5. The Brewers have been used by free agents to get rich elsewhere. From Tom Haudricourt's story:
Looking for a second consecutive division crown, Brewers owner Mark Attanasio stretched his payroll to a franchise-record $100 million in 2012. He lost that gamble when the team sputtered at midseason and dropped from the playoff race. Despite a late push by the Brewers, attendance dropped from 3.07 million to 2.83 million, and the Brewers finished well in the red for the year.
Those financial losses prompted Attanasio to lower his budget significantly for 2013. Melvin said he expected the team's payroll to be about $80 million or slightly above, depending on what personnel opportunities arise.
11. Scott Boras says he is talking with teams other than the Oakland Athletics about Stephen Drew. And the Athletics are talking about shortstops other than Drew, such as Jed Lowrie and Hiroyuki Nakajima. It would make a lot of sense for Drew to return to Oakland, which has a chance to be pretty good next season, but there is more haggling to be done.

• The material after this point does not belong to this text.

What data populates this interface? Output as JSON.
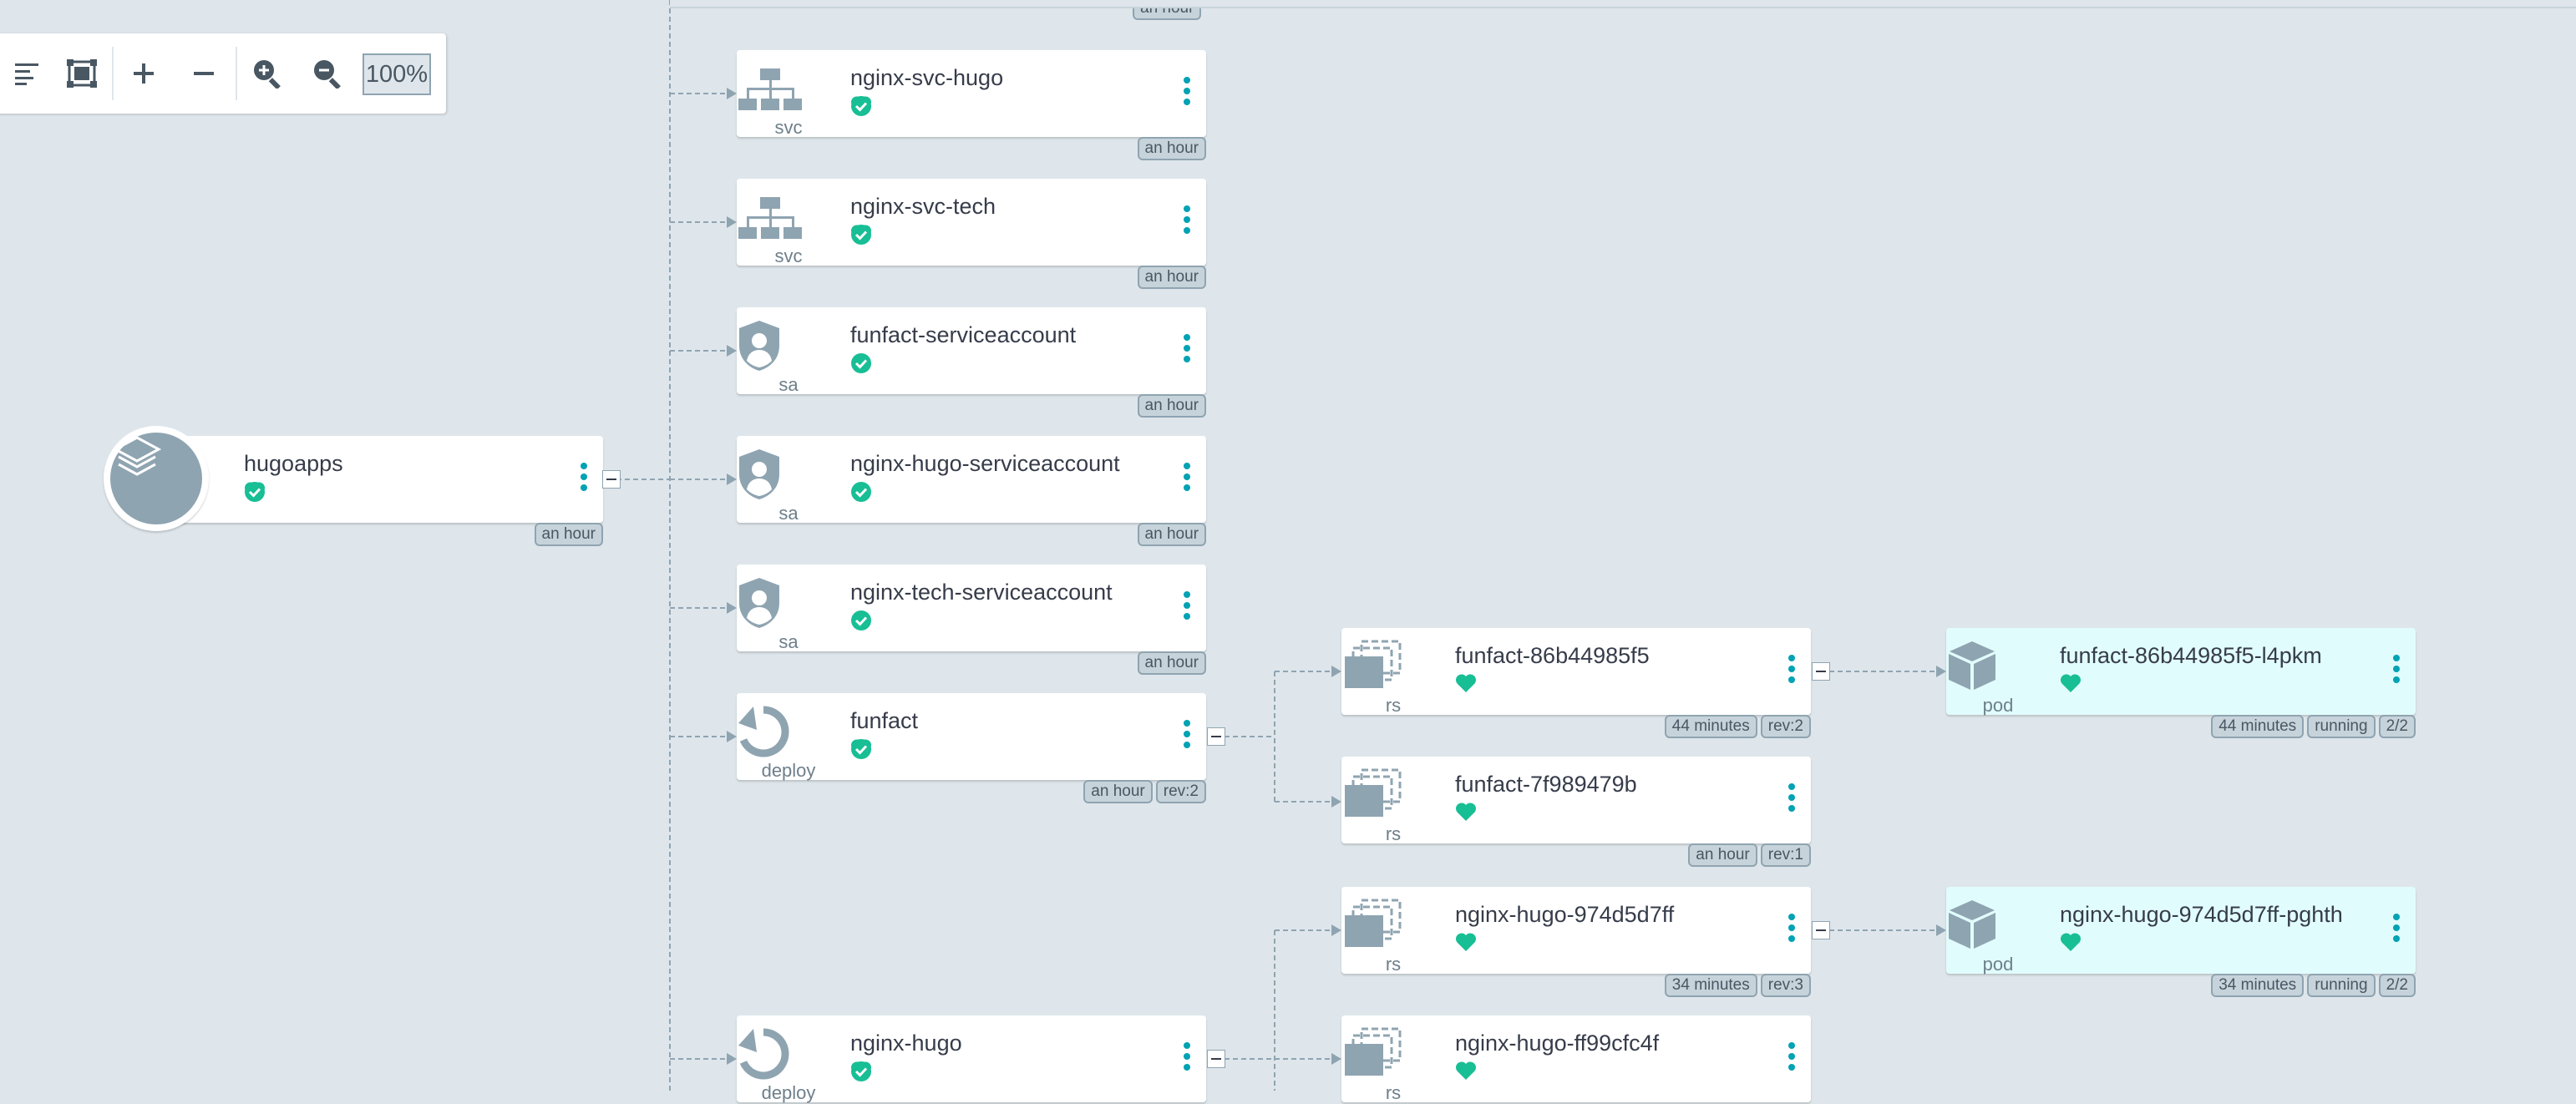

• Now that Michael Young is gone, his impact will be appreciated, writes Kevin Sherrington. Young had kind words for his teammates and Rangers fans, but didn't have much to say about the team's front office, writes Jeff Wilson. The bottom line, friends say, is that he feels he has been lied to repeatedly.
• The Yankees are working out a deal with Ticketmaster.
• Lee Thomas reflects on the '93 Phillies.
• The Marlins could learn from the Rays, writes Linda Robertson.
A rival executive made a great point about the Rays' operation: From owner Stuart Sternberg to president Matt Silverman to GM Andrew Friedman and manager Joe Maddon, they all believe in the same philosophy and share a deep mutual respect. There is not infighting or backstabbing or backdoor drama; they work extremely well together. Most organizations have some sort of rivalry or internal dispute that corrodes the process of making personnel decisions.
• David O'Brien is dead on: If character and integrity are going to be viewed as significant factors in the Hall of Fame voting, then Dale Murphy should get in. That would be consistent and logical, given the handling of the candidacies of Barry Bonds, Roger Clemens, et al, by the majority of voters.
And today will be better than yesterday.